Wife-beating former MSP Bill Walker is this morning waking up to his first day of a 12-month prison sentence. His three ex-wives and a former stepdaughter who suffered dreadfully from his violence can now feel some satisfaction that justice has been done, though it can in no way compensate them for the trauma they endured.
Any satisfaction they do feel, however, may well be tempered by the fact that his sentence for an appalling catalogue of domineering abuse spanning nearly three decades seems unduly lenient. This was domestic violence of the worst sort – his second wife, who left him 27 years ago, is even now frightened about what may happen when he gets out of prison.
If ever there was a case for a tougher, exemplary, sentence which might help rid Scotland of this all too often hidden scourge, this was it. Men who think that they have a right to assault their wives and children, as it seems Mr Walker did, need to be sent a powerful message that such crimes carry a high penalty. Fem-ale victims also need to learn that police and prosecutors will be on their side if they take the difficult step of reporting abuse.

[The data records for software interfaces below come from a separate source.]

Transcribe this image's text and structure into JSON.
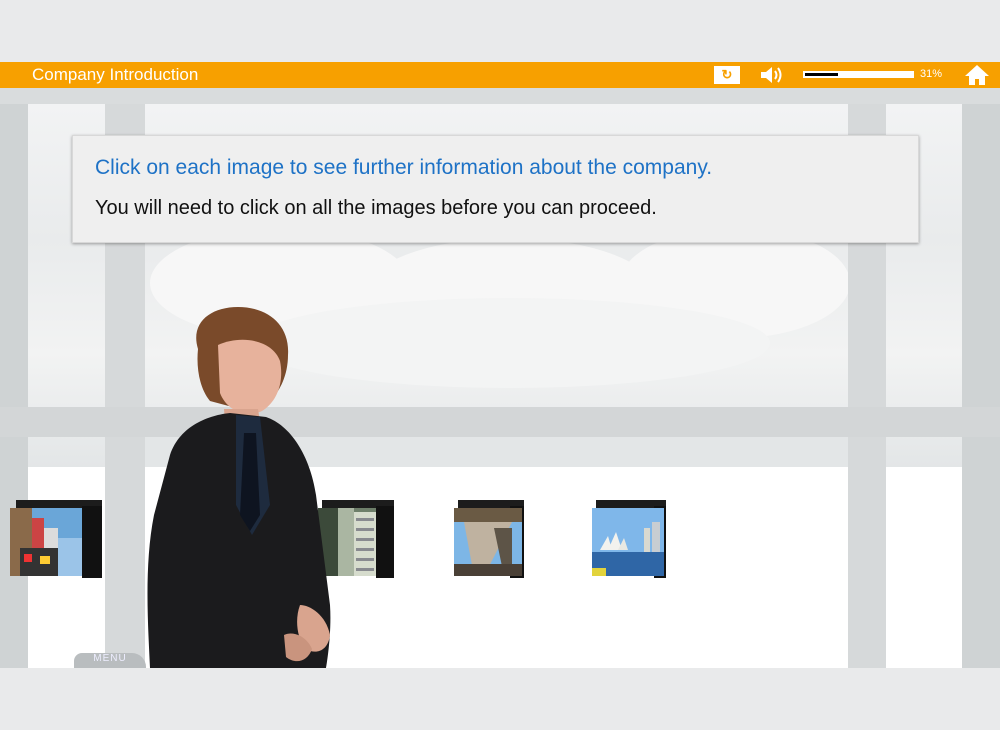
{
  "header": {
    "title": "Company Introduction",
    "replay_icon": "replay-icon",
    "volume_icon": "speaker-volume-icon",
    "progress_percent": 31,
    "progress_label": "31%",
    "home_icon": "home-icon"
  },
  "instructions": {
    "line1": "Click on each image to see further information about the company.",
    "line2": "You will need to click on all the images before you can proceed."
  },
  "image_cubes": [
    {
      "name": "city-street-image"
    },
    {
      "name": "skyscrapers-image"
    },
    {
      "name": "bridge-image"
    },
    {
      "name": "sydney-opera-house-image"
    }
  ],
  "menu": {
    "label": "MENU"
  },
  "colors": {
    "accent": "#f7a000",
    "instruction_blue": "#1e72c6"
  }
}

No criticism of the sentence can be attached to the sheriff, Kathrin Mackie. Her powers were limited by the fact that Mr Walker was tried on summary procedure without a jury. The law says that under this procedure, one year was the maximum term at her disposal and she had no powers to remit the case to a higher court where longer sentences are available.
That she did impose the maximum available term and allowed no mitigating factors, such as Mr Walker’s age of 71, hints that she might well have imposed a longer sentence if one had been available. She certainly saw no sign of redemption by Mr Walker, describing him as being in extreme denial, utterly remorseless and unapologetic, and even believing he had been right to use physical force. Much of this should have been obvious from the police report to the procurator-fiscal. And the fact that Mr Walker’s viciousness was sustained over the 22 assaults with which he was charged, spanning 28 years, including the use of a saucepan with which he inflicted injuries, should surely have suggested that the case should have been tried under solemn procedure in front of a jury.

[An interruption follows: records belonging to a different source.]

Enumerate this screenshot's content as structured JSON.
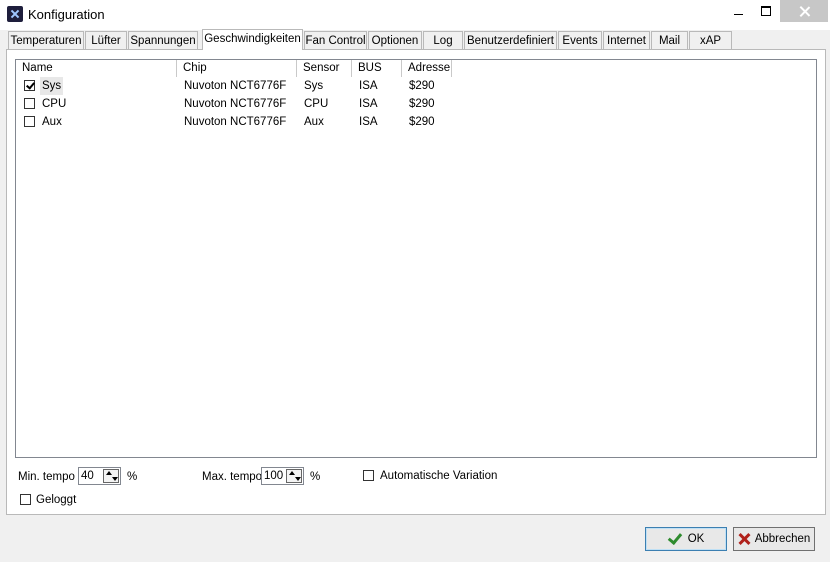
{
  "window": {
    "title": "Konfiguration"
  },
  "tabs": [
    {
      "label": "Temperaturen"
    },
    {
      "label": "Lüfter"
    },
    {
      "label": "Spannungen"
    },
    {
      "label": "Geschwindigkeiten"
    },
    {
      "label": "Fan Control"
    },
    {
      "label": "Optionen"
    },
    {
      "label": "Log"
    },
    {
      "label": "Benutzerdefiniert"
    },
    {
      "label": "Events"
    },
    {
      "label": "Internet"
    },
    {
      "label": "Mail"
    },
    {
      "label": "xAP"
    }
  ],
  "active_tab": "Geschwindigkeiten",
  "list": {
    "columns": [
      "Name",
      "Chip",
      "Sensor",
      "BUS",
      "Adresse"
    ],
    "rows": [
      {
        "checked": true,
        "name": "Sys",
        "chip": "Nuvoton NCT6776F",
        "sensor": "Sys",
        "bus": "ISA",
        "address": "$290"
      },
      {
        "checked": false,
        "name": "CPU",
        "chip": "Nuvoton NCT6776F",
        "sensor": "CPU",
        "bus": "ISA",
        "address": "$290"
      },
      {
        "checked": false,
        "name": "Aux",
        "chip": "Nuvoton NCT6776F",
        "sensor": "Aux",
        "bus": "ISA",
        "address": "$290"
      }
    ]
  },
  "settings": {
    "min_label": "Min. tempo",
    "min_value": "40",
    "min_unit": "%",
    "max_label": "Max. tempo",
    "max_value": "100",
    "max_unit": "%",
    "auto_variation_label": "Automatische Variation",
    "auto_variation_checked": false,
    "logged_label": "Geloggt",
    "logged_checked": false
  },
  "buttons": {
    "ok": "OK",
    "cancel": "Abbrechen"
  },
  "colors": {
    "ok_icon": "#2e8b2e",
    "cancel_icon": "#b0201a"
  }
}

Had he been found guilty under those circumstances, then the maximum term available to sheriff Mackie would have been five years. Courts can always sentence under maximum limits, but they cannot sentence above them.
But possibly more worrying is the fact that this case was referred to a special domestic abuse court and that it had these limited sentencing powers. What signal does it send to the perpetrators and victims that this is the category into which the justice system routinely places domestic abuse, even domestic abuse of the extreme kind such as in this case.
Yes and No, minister
Yes, minister, the public know they should be using their cars less and doing more walking, cycling, or taking the bus and the train. They know it is good for their health, good for the planet and might even save them a bit of money in these hard-pressed times. You have told them that often enough. I am sure just how you are getting on with that yourself has no bearing, minister.
So what if you are actually taking more car journeys, not less. So what if it is rather a lot more – up from 8,200 in 2010-11 to nearly 10,400 in 2012-13, which is actually a quarter more. Of course the public can still have faith that you are “continually looking for ways to minimise the use of cars for official journeys”. Only the greatest cynic could possibly speculate that George Orwell was doing your PR.
It is true that not only are you making a larger environmental impact but that it is also costing more. Yes of course, costing the taxpayer more. Up from £975,000 to £1.2 million over the last two years.
I am sure the public don’t mind at all that this is happening as the government harps on all the time about helping the environment, reducing carbon and looking at sustainable development and renewable energy. Of course some people struggle to see the universal benefits from wind farms and why the subsidies are just a necessary means of encouraging societal change, but is that not what leadership is about?
No, minister, I am sure no-one thinks there is the merest whiff of hypocrisy over car use, and the expression “environmentalism like charity begins at home” has never been muttered.
This is a courageous course of action, minister.